Your objective:
Sift through the material below and return the lines with "time".
──────── Input
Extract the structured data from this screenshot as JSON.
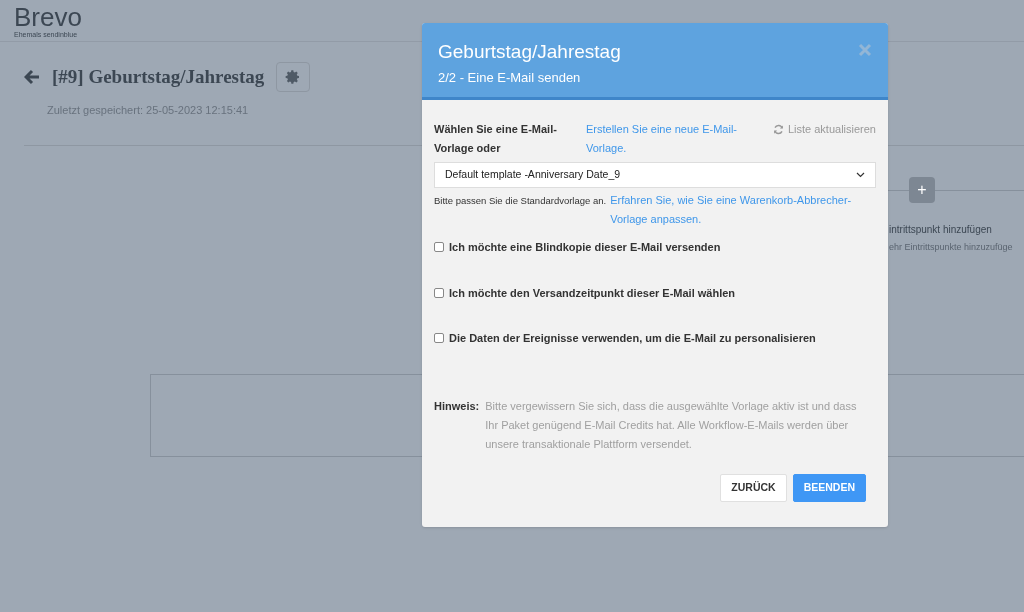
{
  "app": {
    "logo": "Brevo",
    "logo_tagline": "Ehemals sendinblue"
  },
  "workflow": {
    "title": "[#9] Geburtstag/Jahrestag",
    "last_saved": "Zuletzt gespeichert: 25-05-2023 12:15:41"
  },
  "canvas": {
    "entry_add_label": "+",
    "entry_title": "intrittspunkt hinzufügen",
    "entry_hint": "ehr Eintrittspunkte hinzuzufüge"
  },
  "dialog": {
    "title": "Geburtstag/Jahrestag",
    "subtitle": "2/2 - Eine E-Mail senden",
    "template_label": "Wählen Sie eine E-Mail-Vorlage oder",
    "create_link": "Erstellen Sie eine neue E-Mail-Vorlage.",
    "refresh_label": "Liste aktualisieren",
    "template_select": {
      "value": "Default template -Anniversary Date_9"
    },
    "help_text": "Bitte passen Sie die Standardvorlage an.",
    "help_link": "Erfahren Sie, wie Sie eine Warenkorb-Abbrecher-Vorlage anpassen.",
    "options": [
      {
        "label": "Ich möchte eine Blindkopie dieser E-Mail versenden",
        "checked": false
      },
      {
        "label": "Ich möchte den Versandzeitpunkt dieser E-Mail wählen",
        "checked": false
      },
      {
        "label": "Die Daten der Ereignisse verwenden, um die E-Mail zu personalisieren",
        "checked": false
      }
    ],
    "note_label": "Hinweis:",
    "note_text": "Bitte vergewissern Sie sich, dass die ausgewählte Vorlage aktiv ist und dass Ihr Paket genügend E-Mail Credits hat. Alle Workflow-E-Mails werden über unsere transaktionale Plattform versendet.",
    "buttons": [
      {
        "label": "ZURÜCK",
        "kind": "secondary"
      },
      {
        "label": "BEENDEN",
        "kind": "primary"
      }
    ]
  }
}
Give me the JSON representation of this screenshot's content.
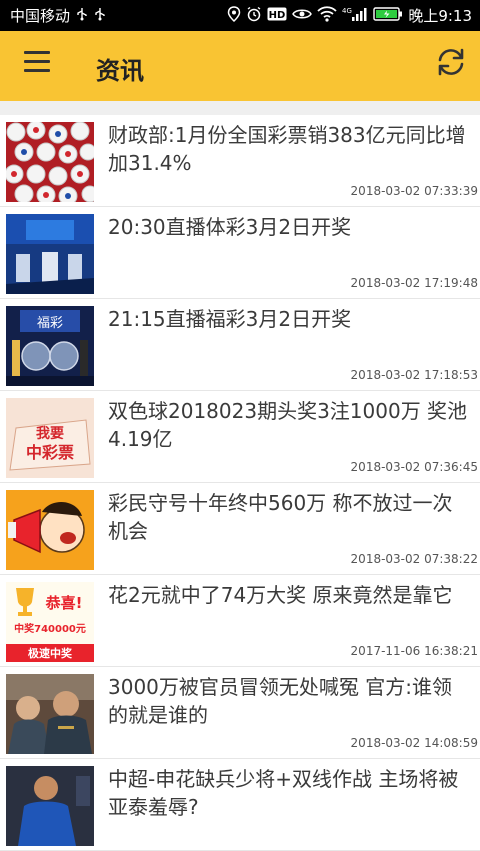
{
  "status": {
    "carrier": "中国移动",
    "time": "晚上9:13",
    "network": "4G"
  },
  "header": {
    "title": "资讯"
  },
  "news": [
    {
      "title": "财政部:1月份全国彩票销383亿元同比增加31.4%",
      "date": "2018-03-02 07:33:39"
    },
    {
      "title": "20:30直播体彩3月2日开奖",
      "date": "2018-03-02 17:19:48"
    },
    {
      "title": "21:15直播福彩3月2日开奖",
      "date": "2018-03-02 17:18:53"
    },
    {
      "title": "双色球2018023期头奖3注1000万 奖池4.19亿",
      "date": "2018-03-02 07:36:45"
    },
    {
      "title": "彩民守号十年终中560万 称不放过一次机会",
      "date": "2018-03-02 07:38:22"
    },
    {
      "title": "花2元就中了74万大奖 原来竟然是靠它",
      "date": "2017-11-06 16:38:21"
    },
    {
      "title": "3000万被官员冒领无处喊冤 官方:谁领的就是谁的",
      "date": "2018-03-02 14:08:59"
    },
    {
      "title": "中超-申花缺兵少将+双线作战 主场将被亚泰羞辱?",
      "date": ""
    }
  ],
  "thumb_text": {
    "t3": "福彩",
    "t4_line1": "我要",
    "t4_line2": "中彩票",
    "t6_top": "恭喜!",
    "t6_amount": "中奖740000元",
    "t6_band": "极速中奖"
  }
}
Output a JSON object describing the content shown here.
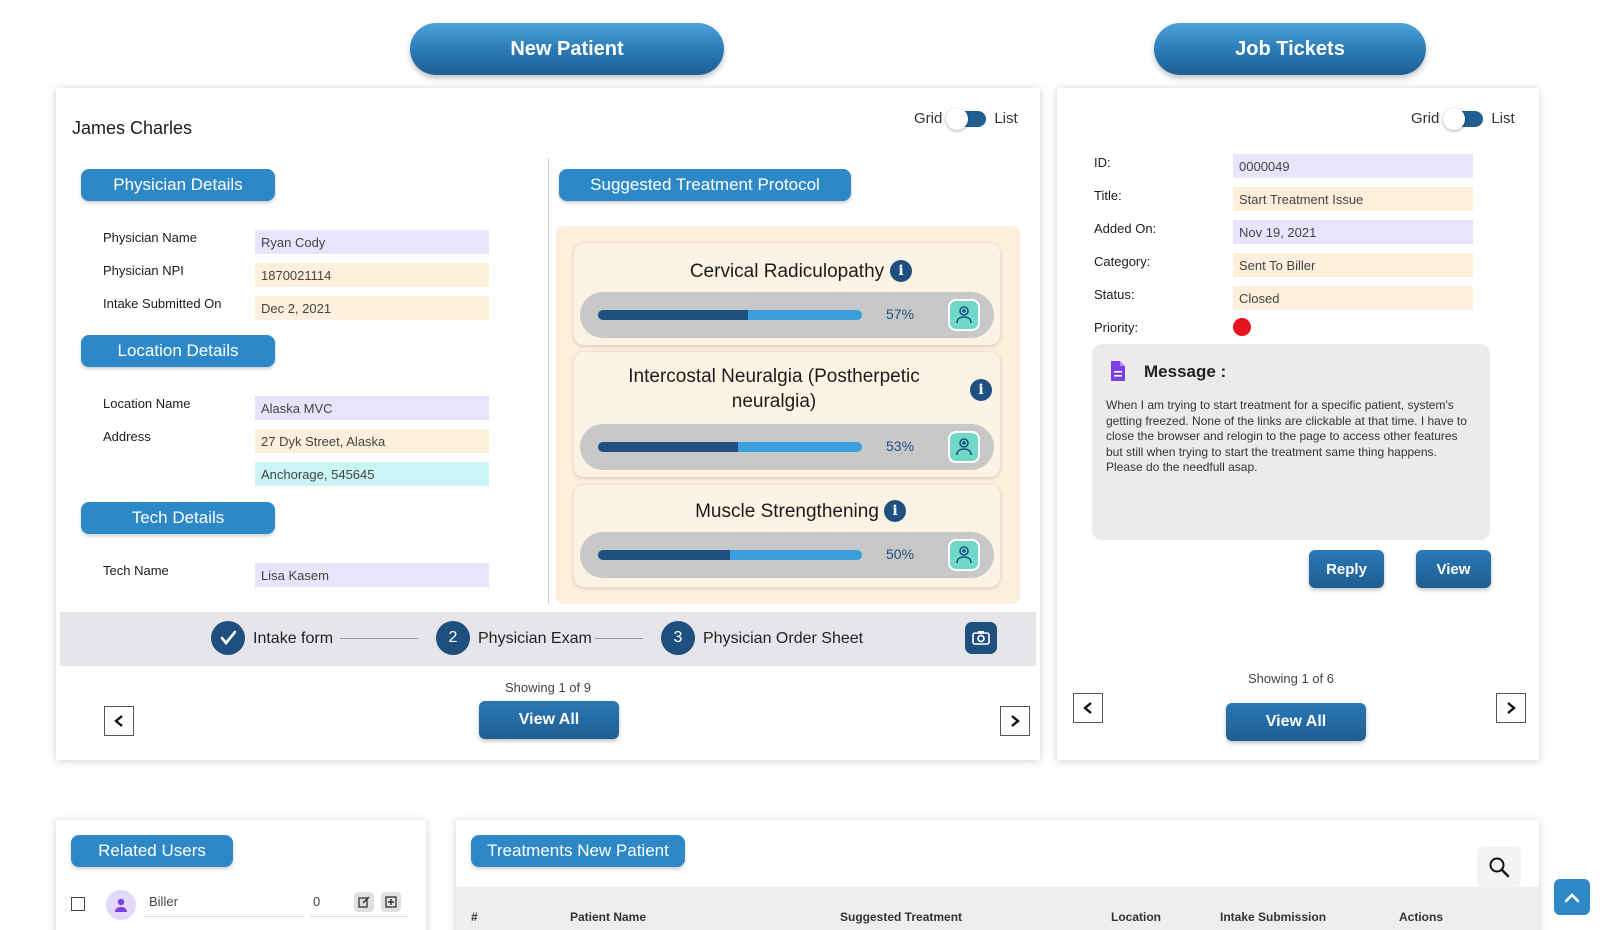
{
  "header": {
    "new_patient_label": "New Patient",
    "job_tickets_label": "Job Tickets"
  },
  "patient": {
    "name": "James Charles",
    "view_toggle": {
      "grid_label": "Grid",
      "list_label": "List"
    },
    "physician_section": "Physician Details",
    "physician_fields": [
      {
        "label": "Physician Name",
        "value": "Ryan Cody"
      },
      {
        "label": "Physician NPI",
        "value": "1870021114"
      },
      {
        "label": "Intake Submitted On",
        "value": "Dec 2, 2021"
      }
    ],
    "location_section": "Location Details",
    "location_fields": [
      {
        "label": "Location Name",
        "value": "Alaska MVC"
      },
      {
        "label": "Address",
        "value": "27 Dyk Street, Alaska"
      },
      {
        "label": "",
        "value": "Anchorage, 545645"
      }
    ],
    "tech_section": "Tech Details",
    "tech_fields": [
      {
        "label": "Tech Name",
        "value": "Lisa Kasem"
      }
    ],
    "protocol_section": "Suggested Treatment Protocol",
    "treatments": [
      {
        "title": "Cervical Radiculopathy",
        "percent": 57,
        "percent_label": "57%"
      },
      {
        "title": "Intercostal Neuralgia (Postherpetic neuralgia)",
        "percent": 53,
        "percent_label": "53%"
      },
      {
        "title": "Muscle Strengthening",
        "percent": 50,
        "percent_label": "50%"
      }
    ],
    "steps": [
      {
        "number": "",
        "label": "Intake form",
        "done": true
      },
      {
        "number": "2",
        "label": "Physician Exam",
        "done": false
      },
      {
        "number": "3",
        "label": "Physician Order Sheet",
        "done": false
      }
    ],
    "showing": "Showing 1 of 9",
    "view_all_label": "View All"
  },
  "ticket": {
    "view_toggle": {
      "grid_label": "Grid",
      "list_label": "List"
    },
    "fields": [
      {
        "label": "ID:",
        "value": "0000049"
      },
      {
        "label": "Title:",
        "value": "Start Treatment Issue"
      },
      {
        "label": "Added On:",
        "value": "Nov 19, 2021"
      },
      {
        "label": "Category:",
        "value": "Sent To Biller"
      },
      {
        "label": "Status:",
        "value": "Closed"
      }
    ],
    "priority_label": "Priority:",
    "priority_color": "#e8141b",
    "message_title": "Message :",
    "message_body": "When I am trying to start treatment for a specific patient, system's getting freezed. None of the links are clickable at that time. I have to close the browser and relogin to the page to access other features but still when trying to start the treatment same thing happens. Please do the needfull asap.",
    "reply_label": "Reply",
    "view_label": "View",
    "showing": "Showing 1 of 6",
    "view_all_label": "View All"
  },
  "related_users": {
    "title": "Related Users",
    "rows": [
      {
        "name": "Biller",
        "count": "0"
      }
    ]
  },
  "treatments_table": {
    "title": "Treatments New Patient",
    "columns": [
      "#",
      "Patient Name",
      "Suggested Treatment",
      "Location",
      "Intake Submission",
      "Actions"
    ]
  },
  "colors": {
    "primary": "#1f5f92",
    "accent": "#2d88c8",
    "lavender": "#e9e3fb",
    "peach": "#fdefdc",
    "cyan": "#c9f5f5"
  }
}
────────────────
Response area:
    "time": "晚上9:13",
    "message_body": "When I am trying to start treatment for a specific patient, system's getting freezed. None of the links are clickable at that time. I have to close the browser and relogin to the page to access other features but still when trying to start the treatment same thing happens. Please do the needfull asap.",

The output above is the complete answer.